Real Estate Talk

Great to be back on Real Estate Talk this week.

Tune in here (or click on the image below):

Friday 20 November 2020

Weekend reads (perfect storm)

Storm brewing

This weekend at Property Update a look at the 'perfect storm' cooking for 2021.

See here for more (or click on the image below):

You can also subscribe for the free podcast here

Have a great weekend! 

Investor webinar

Investor webinar

We ran a webinar last week for sophisticated investors interested in our capital raising.

Register and log in to access here (or click on the image below):

Thursday 19 November 2020

Employment stonks higher

Employment soars in October

Economists had expected employment to fall by 30,000 in October as Victoria's lockdown persisted.

Instead we got a rollicking increase of 178,800 or 1.4 per cent, most of which were full-time jobs.

There was a big leap in participation to 65.8 per cent (a huge beat - economist forecasts were for a flat result here), which is now returning close to record highs and only 0.1 pts lower than a year earlier.

Despite the leap in participation, the unemployment rate has nestled in at 7 per cent, which is far, far better than previously feared. 

How did economists land so far away from the target?

It's hard to say for sure, but the huge rebound in Victorian employment in the month - despite the lockdown persisting through October - was an interesting and totally unexpected result. 

Queensland has added back a stunning 206,000 jobs in only 5 months, to see total employment actually higher than a year ago.

But despite ostensibly adding 82,000 jobs in October, total employment in Victoria is still 124,000 lower than a year earlier.

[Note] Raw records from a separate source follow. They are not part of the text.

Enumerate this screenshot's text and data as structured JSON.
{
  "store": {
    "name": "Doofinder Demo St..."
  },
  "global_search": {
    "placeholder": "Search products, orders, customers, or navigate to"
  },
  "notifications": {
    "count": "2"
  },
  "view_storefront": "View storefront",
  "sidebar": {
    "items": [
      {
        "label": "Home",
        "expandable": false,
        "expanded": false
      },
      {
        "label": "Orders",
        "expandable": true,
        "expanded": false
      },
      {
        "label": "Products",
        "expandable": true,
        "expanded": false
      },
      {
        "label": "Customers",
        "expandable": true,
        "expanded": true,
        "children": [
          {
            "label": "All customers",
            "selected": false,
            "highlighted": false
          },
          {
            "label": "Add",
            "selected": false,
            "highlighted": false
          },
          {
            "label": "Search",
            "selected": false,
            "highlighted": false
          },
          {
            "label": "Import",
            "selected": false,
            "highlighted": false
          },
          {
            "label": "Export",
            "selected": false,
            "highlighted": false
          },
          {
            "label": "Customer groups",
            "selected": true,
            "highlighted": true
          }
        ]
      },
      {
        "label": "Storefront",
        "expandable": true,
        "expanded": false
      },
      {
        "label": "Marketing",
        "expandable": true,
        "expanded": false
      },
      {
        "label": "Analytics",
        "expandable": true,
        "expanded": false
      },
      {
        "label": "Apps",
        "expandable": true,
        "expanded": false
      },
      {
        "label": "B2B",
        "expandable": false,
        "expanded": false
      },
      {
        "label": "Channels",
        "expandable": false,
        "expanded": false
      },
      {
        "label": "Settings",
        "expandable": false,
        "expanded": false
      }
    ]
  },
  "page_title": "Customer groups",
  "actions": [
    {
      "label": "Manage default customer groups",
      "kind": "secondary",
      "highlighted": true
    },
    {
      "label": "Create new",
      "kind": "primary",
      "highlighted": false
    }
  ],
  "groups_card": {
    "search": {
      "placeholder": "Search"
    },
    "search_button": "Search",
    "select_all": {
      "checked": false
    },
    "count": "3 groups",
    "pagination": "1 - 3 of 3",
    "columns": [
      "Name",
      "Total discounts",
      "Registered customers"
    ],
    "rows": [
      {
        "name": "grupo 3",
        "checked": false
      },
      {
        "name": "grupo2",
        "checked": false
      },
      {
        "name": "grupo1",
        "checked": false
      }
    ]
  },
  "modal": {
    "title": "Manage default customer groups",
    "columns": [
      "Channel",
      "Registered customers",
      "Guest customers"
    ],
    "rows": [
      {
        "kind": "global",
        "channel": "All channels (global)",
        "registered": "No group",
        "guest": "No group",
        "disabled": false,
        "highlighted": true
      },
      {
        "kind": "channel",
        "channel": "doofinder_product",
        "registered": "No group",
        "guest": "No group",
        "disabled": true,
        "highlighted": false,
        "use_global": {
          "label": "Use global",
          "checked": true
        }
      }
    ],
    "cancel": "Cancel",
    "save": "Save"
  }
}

The wrap

To date 648,000 of the 875,000 jobs lost have been recovered across only five months, so we are already 74 per cent of the way back to employment topping new highs at above 13 million.

Overall, this was a great result, which introduces the exciting possibility of a strong snap-back in the Aussie economy in 2021. 

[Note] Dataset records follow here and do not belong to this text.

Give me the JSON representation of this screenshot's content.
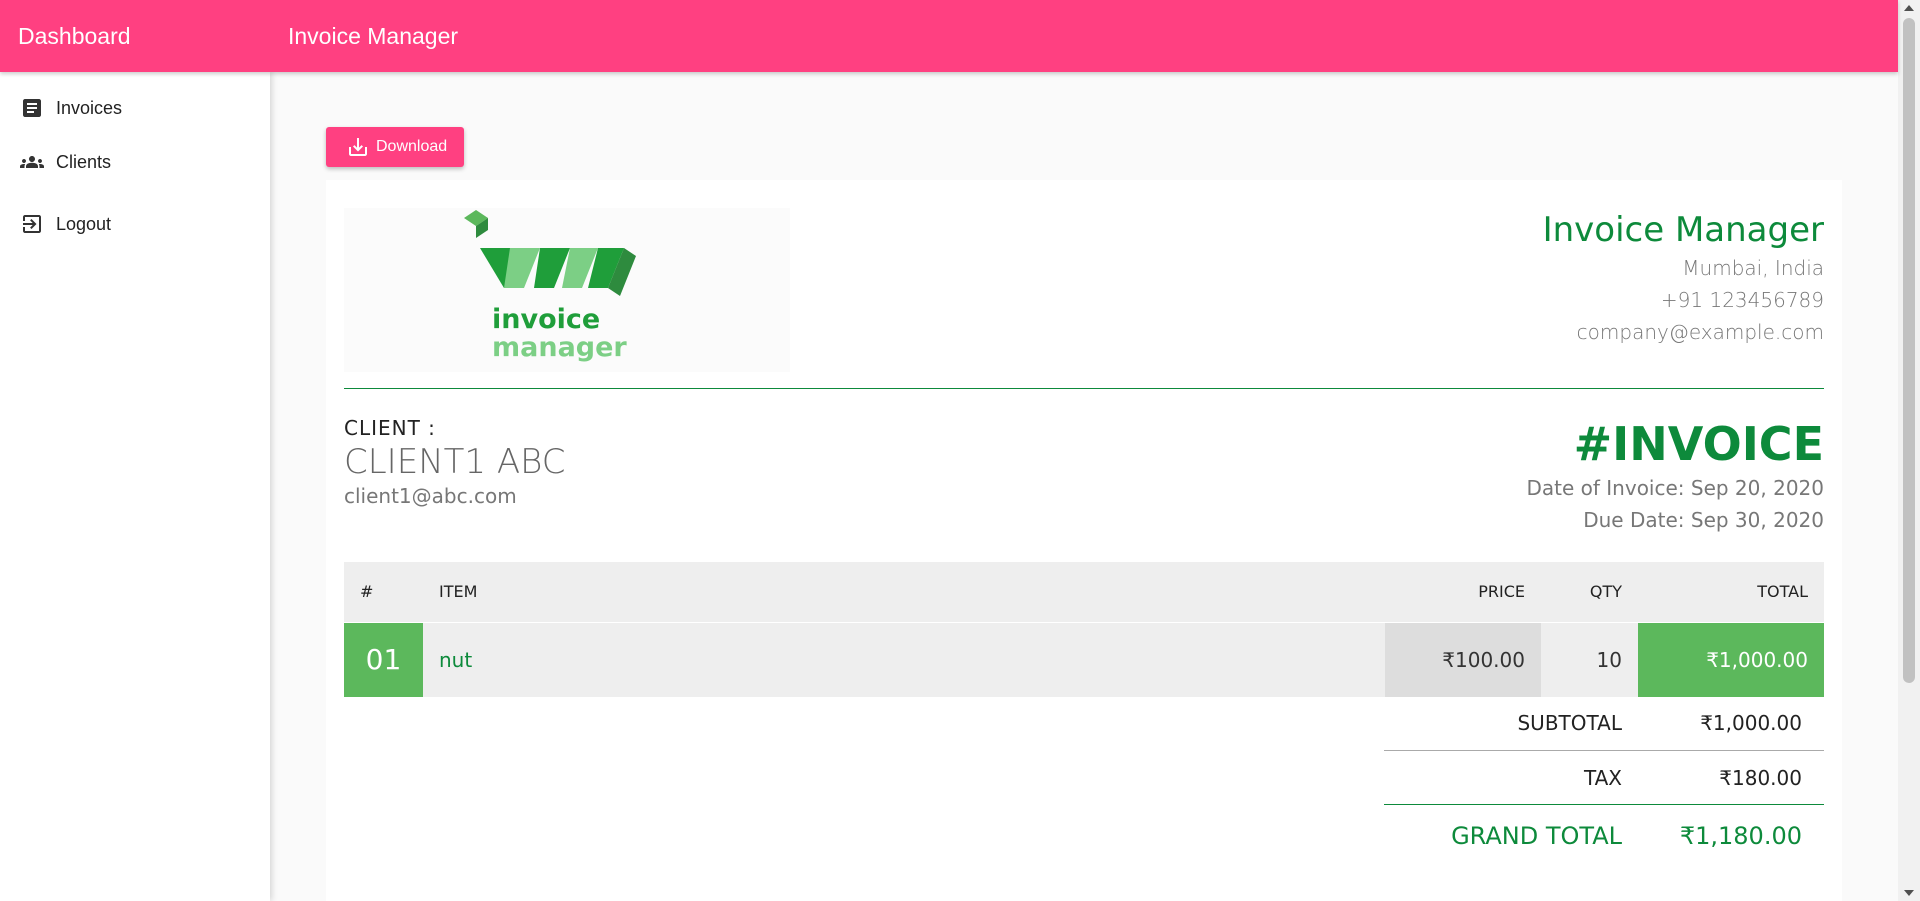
{
  "header": {
    "brand": "Dashboard",
    "title": "Invoice Manager",
    "color": "#ff4081"
  },
  "sidebar": {
    "items": [
      {
        "label": "Invoices",
        "icon": "invoice-document-icon"
      },
      {
        "label": "Clients",
        "icon": "people-group-icon"
      },
      {
        "label": "Logout",
        "icon": "logout-icon"
      }
    ]
  },
  "toolbar": {
    "download_label": "Download",
    "download_icon": "download-icon"
  },
  "logo": {
    "line1": "invoice",
    "line2": "manager"
  },
  "company": {
    "name": "Invoice Manager",
    "address": "Mumbai, India",
    "phone": "+91 123456789",
    "email": "company@example.com"
  },
  "client": {
    "label": "CLIENT :",
    "name": "CLIENT1 ABC",
    "email": "client1@abc.com"
  },
  "invoice": {
    "title": "#INVOICE",
    "date": "Date of Invoice: Sep 20, 2020",
    "due": "Due Date: Sep 30, 2020"
  },
  "table": {
    "headers": {
      "num": "#",
      "item": "ITEM",
      "price": "PRICE",
      "qty": "QTY",
      "total": "TOTAL"
    },
    "rows": [
      {
        "num": "01",
        "item": "nut",
        "price": "₹100.00",
        "qty": "10",
        "total": "₹1,000.00"
      }
    ]
  },
  "totals": {
    "subtotal_label": "SUBTOTAL",
    "subtotal": "₹1,000.00",
    "tax_label": "TAX",
    "tax": "₹180.00",
    "grand_label": "GRAND TOTAL",
    "grand": "₹1,180.00"
  },
  "colors": {
    "accent": "#ff4081",
    "green": "#0d8a3b",
    "row_green": "#5cb85c"
  }
}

Lest anyone becomes too excited at this early stage in the recovery, measures of underemployment remain understandably high, and monthly hours worked were still 3.4 per cent lower than a year earlier (largely due to a huge year-on-year decline in Victoria). 

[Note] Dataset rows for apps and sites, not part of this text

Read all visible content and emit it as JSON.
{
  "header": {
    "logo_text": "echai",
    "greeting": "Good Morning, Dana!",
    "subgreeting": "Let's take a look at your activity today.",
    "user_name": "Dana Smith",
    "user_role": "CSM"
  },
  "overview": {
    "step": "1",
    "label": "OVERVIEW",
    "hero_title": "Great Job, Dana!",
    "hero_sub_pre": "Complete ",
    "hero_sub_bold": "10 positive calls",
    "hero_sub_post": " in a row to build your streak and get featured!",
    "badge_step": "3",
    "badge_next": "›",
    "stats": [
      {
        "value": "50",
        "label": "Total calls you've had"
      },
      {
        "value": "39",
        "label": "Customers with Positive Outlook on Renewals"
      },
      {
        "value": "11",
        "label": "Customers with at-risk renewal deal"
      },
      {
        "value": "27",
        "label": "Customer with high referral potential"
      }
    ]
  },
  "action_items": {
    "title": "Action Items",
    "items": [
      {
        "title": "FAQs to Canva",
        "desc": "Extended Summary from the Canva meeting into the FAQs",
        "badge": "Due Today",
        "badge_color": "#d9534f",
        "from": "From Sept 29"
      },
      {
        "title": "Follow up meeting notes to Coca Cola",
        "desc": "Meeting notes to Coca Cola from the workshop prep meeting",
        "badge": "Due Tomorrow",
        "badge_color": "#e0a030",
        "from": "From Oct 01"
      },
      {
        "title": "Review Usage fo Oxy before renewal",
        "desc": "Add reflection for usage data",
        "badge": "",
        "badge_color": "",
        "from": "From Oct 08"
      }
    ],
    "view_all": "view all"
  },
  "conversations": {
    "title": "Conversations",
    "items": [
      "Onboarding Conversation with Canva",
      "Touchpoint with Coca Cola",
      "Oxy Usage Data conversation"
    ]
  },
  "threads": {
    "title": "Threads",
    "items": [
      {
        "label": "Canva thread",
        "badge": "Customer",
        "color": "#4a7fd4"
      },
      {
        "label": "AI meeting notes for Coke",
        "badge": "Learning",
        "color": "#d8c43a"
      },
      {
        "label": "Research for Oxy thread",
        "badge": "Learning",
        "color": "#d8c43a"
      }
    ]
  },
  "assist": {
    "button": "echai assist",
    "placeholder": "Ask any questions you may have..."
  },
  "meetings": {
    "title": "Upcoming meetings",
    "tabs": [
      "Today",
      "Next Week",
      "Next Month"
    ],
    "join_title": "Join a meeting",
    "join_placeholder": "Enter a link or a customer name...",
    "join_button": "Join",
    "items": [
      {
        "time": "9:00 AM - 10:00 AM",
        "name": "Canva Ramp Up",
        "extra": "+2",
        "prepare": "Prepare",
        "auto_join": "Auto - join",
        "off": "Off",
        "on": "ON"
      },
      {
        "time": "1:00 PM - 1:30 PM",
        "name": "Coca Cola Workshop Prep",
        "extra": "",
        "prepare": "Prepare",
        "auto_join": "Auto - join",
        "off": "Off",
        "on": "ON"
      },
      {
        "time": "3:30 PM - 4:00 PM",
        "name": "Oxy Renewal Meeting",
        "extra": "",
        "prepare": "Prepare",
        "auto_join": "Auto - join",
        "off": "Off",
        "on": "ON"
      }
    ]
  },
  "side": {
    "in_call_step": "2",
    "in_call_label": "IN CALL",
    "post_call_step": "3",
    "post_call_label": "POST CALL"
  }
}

In October the underemployment rate by 1.0 pts to 10.4 per cent, but that's still 1.9 pts higher than a year ago.

Wednesday 18 November 2020

Loan deferrals down 70pc

Deferrals easing

At the peak of the pandemic, more than 900,000 of loans were deferred, according to the Australian Banking Association.

The ABA reported that the equivalent figure has now fallen to under 300,000, following further solid progress into the month of November. 

The value of loans deferred by the top seven banks has dropped from around $250 billion to $87 billion.

Source: ABA

That's a decline of about 70 per cent from the pandemic's Antipodean peak.

Borderline y-axis 'chart crimes' aside, this represents further decent move in the right direction. 

Home loan deferrals outstanding have declined by more than two-thirds from the peak, from 496,139 to 145,250, with the remainder somewhat skewed towards loans of Victorian origination. 

Commonwealth Bank's Matt Comyn reported that housing demand has picked up due to record low rates and the potential for positive gearing, while the speed of the economic recovery looks set to surprise pleasantly to the upside for CBA, with GDP forecasts being revised up accordingly. 

Jobs ads continue to rebound as Melbourne reopens

Job advertisement recovery

Job advertisements increased another 9,100 or 6 per cent in October, according to the Department of Employment, and now sit only 2 per cent lower than a year earlier.

Source: LMIP

This represents a serious recovery over the past six months.

New South Wales and Victoria have absorbed the brunt of the border closures when it comes to job advertisements.

Melbourne was especially hard hit by its lockdown, although Victoria started to record a rebound in job ads in October. 

Other states have fared relatively speaking much better, especially Western Australia where job vacancies are 25 per cent higher than a year earlier and at multi-year highs. 

Source: LMIP

There was effectively no wages increase in the September quarter, with the wage price index up just 0.1 per cent for the quarter and 1.4 per cent for the year. 

More on the wages figures from data king James Foster here